Directions: How many lines in the records below contain the word "meta"? Answer with the number and nothing else.

Source records:
----
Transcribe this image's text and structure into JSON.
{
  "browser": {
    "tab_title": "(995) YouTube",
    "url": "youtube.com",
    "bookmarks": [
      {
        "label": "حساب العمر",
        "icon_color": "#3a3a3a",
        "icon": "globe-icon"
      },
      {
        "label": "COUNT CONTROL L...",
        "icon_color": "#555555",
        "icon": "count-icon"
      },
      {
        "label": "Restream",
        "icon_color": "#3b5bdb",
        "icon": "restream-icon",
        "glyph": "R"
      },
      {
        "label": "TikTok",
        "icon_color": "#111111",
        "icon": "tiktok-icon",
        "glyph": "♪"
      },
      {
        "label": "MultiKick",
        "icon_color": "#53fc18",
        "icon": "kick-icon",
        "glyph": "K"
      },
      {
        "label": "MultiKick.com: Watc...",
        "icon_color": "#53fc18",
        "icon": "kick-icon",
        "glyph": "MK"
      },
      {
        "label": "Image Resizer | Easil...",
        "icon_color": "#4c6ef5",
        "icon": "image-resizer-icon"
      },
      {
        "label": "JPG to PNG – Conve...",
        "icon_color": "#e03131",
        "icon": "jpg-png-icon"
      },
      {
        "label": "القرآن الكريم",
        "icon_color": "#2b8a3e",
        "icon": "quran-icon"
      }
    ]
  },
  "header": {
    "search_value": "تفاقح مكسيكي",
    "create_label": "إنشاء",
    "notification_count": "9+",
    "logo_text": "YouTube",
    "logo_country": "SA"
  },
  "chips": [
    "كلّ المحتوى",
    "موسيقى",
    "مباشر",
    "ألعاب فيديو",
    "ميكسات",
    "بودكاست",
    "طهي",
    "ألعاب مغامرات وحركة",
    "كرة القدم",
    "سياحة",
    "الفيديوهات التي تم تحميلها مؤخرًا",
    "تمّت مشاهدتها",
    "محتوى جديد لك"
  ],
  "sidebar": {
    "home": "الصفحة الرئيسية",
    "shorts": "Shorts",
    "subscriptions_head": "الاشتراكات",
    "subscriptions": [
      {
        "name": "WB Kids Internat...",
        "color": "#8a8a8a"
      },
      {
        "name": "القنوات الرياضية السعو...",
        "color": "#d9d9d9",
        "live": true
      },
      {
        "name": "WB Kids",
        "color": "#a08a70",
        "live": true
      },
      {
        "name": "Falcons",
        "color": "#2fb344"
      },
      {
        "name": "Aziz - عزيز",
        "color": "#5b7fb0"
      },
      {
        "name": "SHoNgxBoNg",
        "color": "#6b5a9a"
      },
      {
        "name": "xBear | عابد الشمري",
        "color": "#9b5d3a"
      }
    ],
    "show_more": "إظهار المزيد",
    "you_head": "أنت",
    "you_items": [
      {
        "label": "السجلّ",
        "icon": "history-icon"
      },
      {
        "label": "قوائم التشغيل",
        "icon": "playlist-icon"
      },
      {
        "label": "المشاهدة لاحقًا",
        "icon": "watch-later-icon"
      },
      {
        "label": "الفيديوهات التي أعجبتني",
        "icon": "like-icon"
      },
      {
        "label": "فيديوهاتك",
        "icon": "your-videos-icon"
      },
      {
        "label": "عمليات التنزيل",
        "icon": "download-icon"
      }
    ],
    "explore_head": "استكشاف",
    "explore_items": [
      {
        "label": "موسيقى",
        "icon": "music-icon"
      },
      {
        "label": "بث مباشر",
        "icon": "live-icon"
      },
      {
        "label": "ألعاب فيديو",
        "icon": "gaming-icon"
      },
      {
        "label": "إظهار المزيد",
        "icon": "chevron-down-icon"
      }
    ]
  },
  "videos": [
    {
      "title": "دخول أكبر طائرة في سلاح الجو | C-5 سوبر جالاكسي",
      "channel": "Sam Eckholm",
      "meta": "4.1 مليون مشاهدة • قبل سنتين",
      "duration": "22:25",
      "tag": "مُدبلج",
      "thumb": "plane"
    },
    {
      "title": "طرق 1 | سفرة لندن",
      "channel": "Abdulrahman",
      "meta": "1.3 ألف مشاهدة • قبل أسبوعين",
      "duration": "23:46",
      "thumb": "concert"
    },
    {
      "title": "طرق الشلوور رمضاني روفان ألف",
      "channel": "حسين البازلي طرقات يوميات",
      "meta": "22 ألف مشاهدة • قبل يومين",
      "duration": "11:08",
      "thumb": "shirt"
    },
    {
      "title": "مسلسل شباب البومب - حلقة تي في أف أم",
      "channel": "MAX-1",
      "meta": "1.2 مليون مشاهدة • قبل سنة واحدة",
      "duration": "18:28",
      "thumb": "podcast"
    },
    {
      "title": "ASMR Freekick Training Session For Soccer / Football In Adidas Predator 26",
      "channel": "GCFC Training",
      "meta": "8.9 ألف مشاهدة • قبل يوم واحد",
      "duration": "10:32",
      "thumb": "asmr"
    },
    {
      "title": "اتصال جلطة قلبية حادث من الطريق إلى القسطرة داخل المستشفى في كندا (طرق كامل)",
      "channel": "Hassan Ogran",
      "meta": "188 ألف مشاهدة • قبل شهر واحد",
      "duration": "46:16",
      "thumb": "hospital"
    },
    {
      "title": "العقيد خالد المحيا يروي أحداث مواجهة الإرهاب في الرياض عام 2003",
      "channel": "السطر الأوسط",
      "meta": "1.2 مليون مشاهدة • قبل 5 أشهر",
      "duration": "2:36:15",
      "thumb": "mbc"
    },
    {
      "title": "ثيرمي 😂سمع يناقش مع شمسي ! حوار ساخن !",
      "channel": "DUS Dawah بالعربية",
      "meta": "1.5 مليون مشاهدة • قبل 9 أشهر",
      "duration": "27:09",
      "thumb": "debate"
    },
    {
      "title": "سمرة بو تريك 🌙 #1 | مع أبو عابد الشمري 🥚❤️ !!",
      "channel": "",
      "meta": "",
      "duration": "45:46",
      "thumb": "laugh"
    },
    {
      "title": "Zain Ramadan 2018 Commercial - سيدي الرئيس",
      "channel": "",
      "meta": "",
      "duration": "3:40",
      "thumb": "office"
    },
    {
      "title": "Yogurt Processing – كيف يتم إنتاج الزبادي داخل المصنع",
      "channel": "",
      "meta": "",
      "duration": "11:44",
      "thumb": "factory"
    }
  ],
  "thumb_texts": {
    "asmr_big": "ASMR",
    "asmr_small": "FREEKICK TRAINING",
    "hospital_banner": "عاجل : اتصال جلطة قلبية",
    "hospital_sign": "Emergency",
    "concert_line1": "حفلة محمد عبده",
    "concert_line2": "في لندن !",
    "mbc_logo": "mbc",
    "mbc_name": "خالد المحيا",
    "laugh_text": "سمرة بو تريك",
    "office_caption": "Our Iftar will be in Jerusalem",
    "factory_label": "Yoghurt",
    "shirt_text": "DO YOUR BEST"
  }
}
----
Solution for this task: 11